Dataset entries Start Marker
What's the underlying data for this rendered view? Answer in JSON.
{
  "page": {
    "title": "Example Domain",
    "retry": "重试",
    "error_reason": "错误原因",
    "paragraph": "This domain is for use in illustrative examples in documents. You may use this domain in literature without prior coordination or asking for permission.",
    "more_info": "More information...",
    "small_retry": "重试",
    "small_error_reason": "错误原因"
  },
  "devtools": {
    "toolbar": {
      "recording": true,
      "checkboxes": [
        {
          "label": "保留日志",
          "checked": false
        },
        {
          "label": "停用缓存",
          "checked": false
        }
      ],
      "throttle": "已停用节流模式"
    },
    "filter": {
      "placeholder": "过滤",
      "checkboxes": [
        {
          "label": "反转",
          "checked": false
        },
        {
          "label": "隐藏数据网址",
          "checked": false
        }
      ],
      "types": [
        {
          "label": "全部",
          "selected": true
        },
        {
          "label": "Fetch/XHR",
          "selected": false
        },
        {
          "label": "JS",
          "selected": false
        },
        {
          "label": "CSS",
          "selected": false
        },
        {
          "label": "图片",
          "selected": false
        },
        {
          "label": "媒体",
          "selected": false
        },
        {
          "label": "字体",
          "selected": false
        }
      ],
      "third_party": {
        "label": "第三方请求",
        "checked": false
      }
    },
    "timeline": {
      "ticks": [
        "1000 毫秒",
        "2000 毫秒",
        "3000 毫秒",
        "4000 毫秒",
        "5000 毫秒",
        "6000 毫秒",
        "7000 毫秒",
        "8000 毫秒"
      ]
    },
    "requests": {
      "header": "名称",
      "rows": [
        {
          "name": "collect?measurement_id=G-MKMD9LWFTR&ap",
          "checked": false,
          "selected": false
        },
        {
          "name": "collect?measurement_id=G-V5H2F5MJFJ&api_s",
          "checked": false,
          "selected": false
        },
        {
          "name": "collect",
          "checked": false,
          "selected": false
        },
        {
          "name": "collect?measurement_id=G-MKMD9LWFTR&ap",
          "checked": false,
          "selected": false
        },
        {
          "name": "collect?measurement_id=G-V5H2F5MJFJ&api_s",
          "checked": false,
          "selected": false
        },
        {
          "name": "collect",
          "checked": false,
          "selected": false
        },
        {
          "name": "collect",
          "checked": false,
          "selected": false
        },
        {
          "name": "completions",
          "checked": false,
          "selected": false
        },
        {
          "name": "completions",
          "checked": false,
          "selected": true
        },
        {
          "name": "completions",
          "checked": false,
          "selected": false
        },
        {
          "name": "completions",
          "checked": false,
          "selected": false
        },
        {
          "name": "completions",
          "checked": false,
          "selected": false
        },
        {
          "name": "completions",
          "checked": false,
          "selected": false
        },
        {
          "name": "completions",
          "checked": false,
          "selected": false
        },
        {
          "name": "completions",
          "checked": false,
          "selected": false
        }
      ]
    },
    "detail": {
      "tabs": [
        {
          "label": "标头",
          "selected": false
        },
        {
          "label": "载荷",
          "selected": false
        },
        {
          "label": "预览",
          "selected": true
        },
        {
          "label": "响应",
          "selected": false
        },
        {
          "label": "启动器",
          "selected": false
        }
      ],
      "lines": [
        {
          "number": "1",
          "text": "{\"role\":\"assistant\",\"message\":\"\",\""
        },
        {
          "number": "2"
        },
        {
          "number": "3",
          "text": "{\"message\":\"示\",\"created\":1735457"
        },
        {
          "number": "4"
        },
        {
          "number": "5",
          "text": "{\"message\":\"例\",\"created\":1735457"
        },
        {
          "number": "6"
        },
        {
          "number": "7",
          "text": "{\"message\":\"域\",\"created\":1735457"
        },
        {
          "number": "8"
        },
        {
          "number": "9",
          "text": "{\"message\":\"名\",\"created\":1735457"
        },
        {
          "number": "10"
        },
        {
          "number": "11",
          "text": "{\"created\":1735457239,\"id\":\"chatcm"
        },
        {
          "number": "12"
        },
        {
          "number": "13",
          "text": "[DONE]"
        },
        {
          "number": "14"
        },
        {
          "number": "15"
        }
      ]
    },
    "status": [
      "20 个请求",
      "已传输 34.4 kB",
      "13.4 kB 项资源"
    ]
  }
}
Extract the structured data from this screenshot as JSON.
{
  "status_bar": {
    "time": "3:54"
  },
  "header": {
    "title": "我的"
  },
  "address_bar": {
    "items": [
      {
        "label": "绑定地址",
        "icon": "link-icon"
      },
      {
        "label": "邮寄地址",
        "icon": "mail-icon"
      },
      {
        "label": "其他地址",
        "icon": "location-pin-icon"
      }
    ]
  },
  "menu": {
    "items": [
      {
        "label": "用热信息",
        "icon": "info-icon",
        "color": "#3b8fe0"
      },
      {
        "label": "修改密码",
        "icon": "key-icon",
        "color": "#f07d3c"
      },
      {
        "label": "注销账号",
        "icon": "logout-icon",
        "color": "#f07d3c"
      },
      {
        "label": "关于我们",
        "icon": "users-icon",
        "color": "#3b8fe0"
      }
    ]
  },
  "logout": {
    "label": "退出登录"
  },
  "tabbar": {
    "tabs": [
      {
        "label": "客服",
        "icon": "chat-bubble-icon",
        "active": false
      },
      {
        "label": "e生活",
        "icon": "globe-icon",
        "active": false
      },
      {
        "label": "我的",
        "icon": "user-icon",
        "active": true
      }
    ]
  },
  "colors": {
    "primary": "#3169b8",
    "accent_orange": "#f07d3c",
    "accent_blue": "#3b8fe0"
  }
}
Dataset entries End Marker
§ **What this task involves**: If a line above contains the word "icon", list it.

§ **Answer for the task**:
        "icon": "link-icon"
        "icon": "mail-icon"
        "icon": "location-pin-icon"
        "icon": "info-icon",
        "icon": "key-icon",
        "icon": "logout-icon",
        "icon": "users-icon",
        "icon": "chat-bubble-icon",
        "icon": "globe-icon",
        "icon": "user-icon",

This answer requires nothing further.